The controversy surrounding the lateness policy had also highlighted the difficulty in balancing freedom in teaching with uniformity for students. “When teachers feel free to teach as they want to teach, and that includes grading, they feel more inspired, and students feel that inspiration and learn more. There are schools where teachers have to read from scripts, where they are told exactly which words to say when they teach. That's an extreme example, but it shows how too much administrative control over teaching kills teaching. On the other hand, it's frustrating for students to have to understand radically different grading systems, and it feels unfair to them that their colleagues with different teachers are being graded very differently,” Dr. Berman said.

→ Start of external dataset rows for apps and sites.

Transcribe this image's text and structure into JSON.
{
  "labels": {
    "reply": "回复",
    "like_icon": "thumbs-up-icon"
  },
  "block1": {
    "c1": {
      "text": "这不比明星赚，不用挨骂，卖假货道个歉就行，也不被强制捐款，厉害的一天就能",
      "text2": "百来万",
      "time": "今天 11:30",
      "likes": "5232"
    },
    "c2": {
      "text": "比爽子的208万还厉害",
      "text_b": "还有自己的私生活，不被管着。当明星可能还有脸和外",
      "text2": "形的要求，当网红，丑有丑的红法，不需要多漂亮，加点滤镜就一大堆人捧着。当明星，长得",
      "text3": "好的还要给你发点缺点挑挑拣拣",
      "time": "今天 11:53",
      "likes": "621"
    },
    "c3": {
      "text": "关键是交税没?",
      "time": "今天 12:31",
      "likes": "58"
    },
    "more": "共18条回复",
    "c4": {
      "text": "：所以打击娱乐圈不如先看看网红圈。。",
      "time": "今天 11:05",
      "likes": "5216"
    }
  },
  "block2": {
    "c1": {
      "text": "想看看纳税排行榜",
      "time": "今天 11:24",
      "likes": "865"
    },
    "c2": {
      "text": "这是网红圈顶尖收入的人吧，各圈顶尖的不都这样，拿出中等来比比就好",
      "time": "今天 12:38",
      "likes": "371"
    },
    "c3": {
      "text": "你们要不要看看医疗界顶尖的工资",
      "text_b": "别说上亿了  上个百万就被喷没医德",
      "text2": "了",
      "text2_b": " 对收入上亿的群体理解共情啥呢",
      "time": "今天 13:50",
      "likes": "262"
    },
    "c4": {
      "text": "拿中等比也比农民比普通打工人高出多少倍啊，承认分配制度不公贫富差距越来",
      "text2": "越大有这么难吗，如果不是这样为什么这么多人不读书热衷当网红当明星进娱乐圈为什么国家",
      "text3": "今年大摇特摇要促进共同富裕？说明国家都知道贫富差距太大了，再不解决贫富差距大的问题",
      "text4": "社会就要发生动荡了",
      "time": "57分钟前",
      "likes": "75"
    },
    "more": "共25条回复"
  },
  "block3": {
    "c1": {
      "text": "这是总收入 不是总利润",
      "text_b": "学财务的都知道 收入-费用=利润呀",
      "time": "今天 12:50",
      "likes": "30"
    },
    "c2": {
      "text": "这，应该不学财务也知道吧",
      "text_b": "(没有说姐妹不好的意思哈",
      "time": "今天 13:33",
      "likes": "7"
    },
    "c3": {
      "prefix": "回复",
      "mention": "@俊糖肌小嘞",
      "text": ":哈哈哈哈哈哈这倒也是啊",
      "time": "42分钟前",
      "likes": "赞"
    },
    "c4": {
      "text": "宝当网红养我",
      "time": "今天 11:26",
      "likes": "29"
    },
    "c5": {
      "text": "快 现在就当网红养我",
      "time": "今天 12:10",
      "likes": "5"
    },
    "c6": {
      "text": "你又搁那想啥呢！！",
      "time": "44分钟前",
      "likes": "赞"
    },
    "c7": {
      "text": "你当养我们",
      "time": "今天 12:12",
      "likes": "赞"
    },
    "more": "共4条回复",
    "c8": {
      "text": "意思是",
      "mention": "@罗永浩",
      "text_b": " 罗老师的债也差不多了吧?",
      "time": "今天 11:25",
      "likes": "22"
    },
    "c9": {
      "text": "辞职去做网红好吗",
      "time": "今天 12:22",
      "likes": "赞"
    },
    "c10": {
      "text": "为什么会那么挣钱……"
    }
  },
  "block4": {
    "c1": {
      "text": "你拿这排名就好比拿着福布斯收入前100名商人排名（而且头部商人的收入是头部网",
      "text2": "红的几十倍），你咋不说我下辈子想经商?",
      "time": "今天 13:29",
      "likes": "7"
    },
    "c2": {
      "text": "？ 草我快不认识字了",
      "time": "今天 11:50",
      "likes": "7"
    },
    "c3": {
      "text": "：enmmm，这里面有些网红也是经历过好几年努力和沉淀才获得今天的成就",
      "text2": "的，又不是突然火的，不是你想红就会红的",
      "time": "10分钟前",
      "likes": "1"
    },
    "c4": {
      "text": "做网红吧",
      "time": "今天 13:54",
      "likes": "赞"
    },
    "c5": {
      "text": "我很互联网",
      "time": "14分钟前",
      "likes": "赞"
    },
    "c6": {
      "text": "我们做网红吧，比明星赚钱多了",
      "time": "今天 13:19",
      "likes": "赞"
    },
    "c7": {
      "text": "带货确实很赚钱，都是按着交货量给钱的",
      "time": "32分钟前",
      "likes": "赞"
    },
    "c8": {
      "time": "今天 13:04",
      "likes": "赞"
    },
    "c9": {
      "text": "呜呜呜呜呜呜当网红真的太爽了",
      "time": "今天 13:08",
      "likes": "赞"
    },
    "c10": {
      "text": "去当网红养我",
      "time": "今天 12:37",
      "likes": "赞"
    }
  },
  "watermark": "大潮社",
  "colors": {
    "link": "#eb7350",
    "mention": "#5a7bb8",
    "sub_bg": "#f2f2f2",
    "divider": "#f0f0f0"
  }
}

To address these concerns, the administration revised the grading framework to clarify aspects of the policy’s wording. “One of the primary reasons [for the revisions] was to make the distinction between routine daily assignments (classwork, homework, nightly reading, etc.) and summative assessments (tests, projects, papers, etc.) clear to anyone reading the policy. The initial language allowed for too much confusion, and people had questions about what we meant when we used less specific terms like assignments and assessments,” Assistant Principal of Mathematics Eric Smith said in an e-mail interview.
Though the grading framework allows students to submit work that would otherwise not be accepted after its due date, students are still expected to turn in assignments in a timely manner. “The aspect of the policy that I know has proven most controversial for some teachers is the late work policy. I want to make clear that this doesn't mean that there's no deadlines. There are, and students are still expected to meet them,” Assistant Principal of English Eric Grossman said in an e-mail interview. “But there's a huge difference between ‘deadlines’ and ‘penalties.’ Teachers meet deadlines every day without fear of immediate punishment. And when we miss a deadline, as we occasionally do, we almost always get an additional opportunity to submit missing work […] it feels reasonable to me to extend just a little bit of that flexibility and understanding to our students, especially now.”
With the overall grading framework, Henderson supports its distinction between the quality and timeliness of assessments. “I really like the idea of separating out a grade for the quality of a piece of writing from the timeliness of a piece of writing. Both matter, but I think the quality matters more,” Henderson said. “We don't remember Voltaire or Shakespeare because they were really good at turning things in on time—the quality makes their writing stick. That said, Shakespeare never would have lasted if he couldn't finish his scripts in time for performances. Timeliness does matter.”
Others believe the breakdown will be a more holistic way to evaluate student work and effort. “I think this change is healthy for the students, since the positive work they put into class discussions and homework will weigh more into their grades than before. I'm not too concerned about my students not taking my exams as serious because well, they will still take my exams seriously,” math teacher David Peng said in an e-mail interview.
The administration hopes that with the release of this new framework, students will have a more transparent guideline for how they will be evaluated this year. “We want to make sure that students are still maintaining high expectations, meaning that when summative assessments are due or need to be completed, students complete it on time. They take [assessments] when it's going to be assigned and make sure that they're constantly communicating with their teachers if there are extenuating circumstances or issues that arise that would prevent them from committing on time and/or taking that exam/assessment on that specific day,” Yu said.